The mere mention of the words alimony or spousal support might stir your emotions and start your stomach churning.
If your spouse has filed for divorce and is seeking alimony, you might see it as a double injustice—your marriage is ending and you feel like you have to pay for it, too. If you are seeking spousal support, you might feel hurt and confused that your spouse is resistant to helping support you, even though you may have interrupted your career to stay home to care for your children.
Alimony is one of the most emotional and difficult issues in a divorce. Also, unlike child support, it is quite subjective in New Mexico and does not rely primarily on a mathematical calculation. Thus, judges, and certainly different judicial districts, may treat this issue differently.
Learning more about New Mexico’s laws on spousal support, also referred to as alimony or maintenance, can help you move from your emotional reaction to the reality of possible outcomes in your case. Uncertainty about the precise amount of alimony that may be awarded or the number of years it might be paid is not unusual.
Work closely with your attorney. Be open to possibilities. Try looking at it from your spouse’s perspective. Alimony is not supposed to punish the payor, but rather is designed to provide a more equal financial footing to both parties postdivorce.
With the help of your attorney, you will know the best course of action to take toward an alimony decision you can live with after your divorce is over.

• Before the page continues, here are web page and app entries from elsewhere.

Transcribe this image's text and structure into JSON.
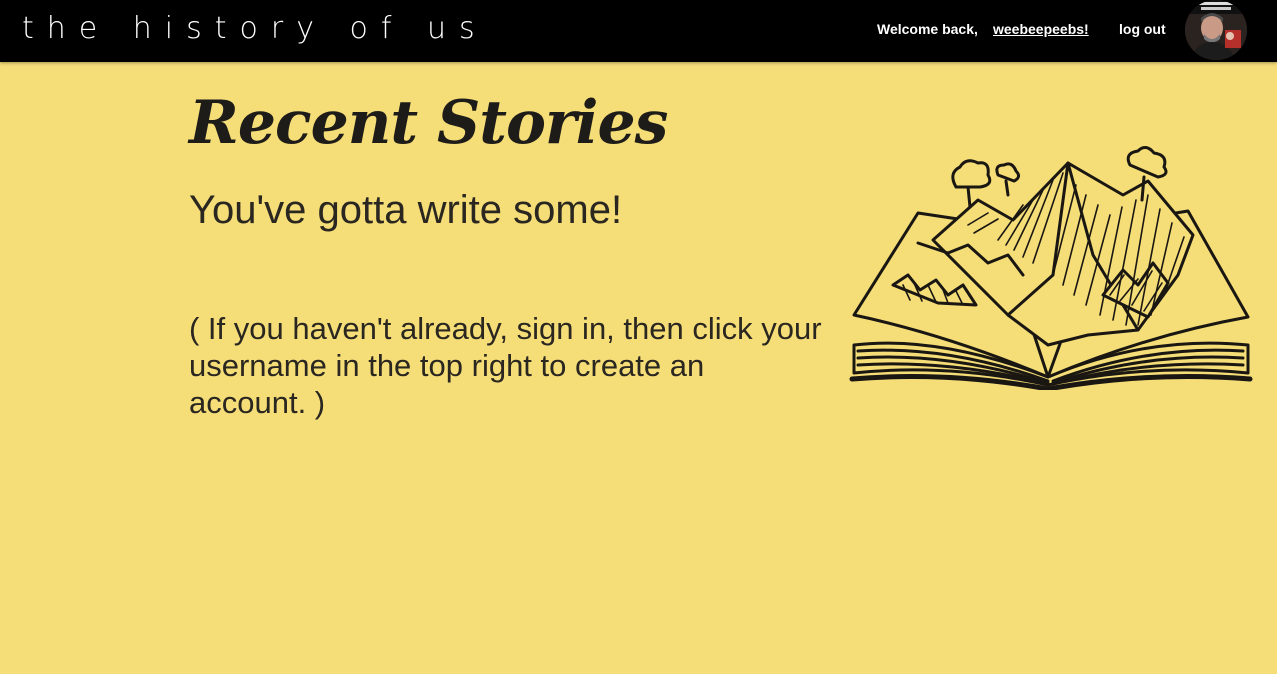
{
  "header": {
    "brand": "the history of us",
    "welcome_text": "Welcome back,",
    "username": "weebeepeebs!",
    "logout_label": "log out",
    "avatar_alt": "user avatar"
  },
  "main": {
    "title": "Recent Stories",
    "empty_message": "You've gotta write some!",
    "hint": "( If you haven't already, sign in, then click your username in the top right to create an account. )"
  },
  "colors": {
    "background": "#f5dd78",
    "topbar": "#000000",
    "text": "#222222"
  },
  "icons": {
    "illustration": "open-book-mountains-illustration",
    "avatar": "user-avatar-photo"
  }
}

For more information our book Divorce in New Mexico is available for $14.95 on the home page of our website.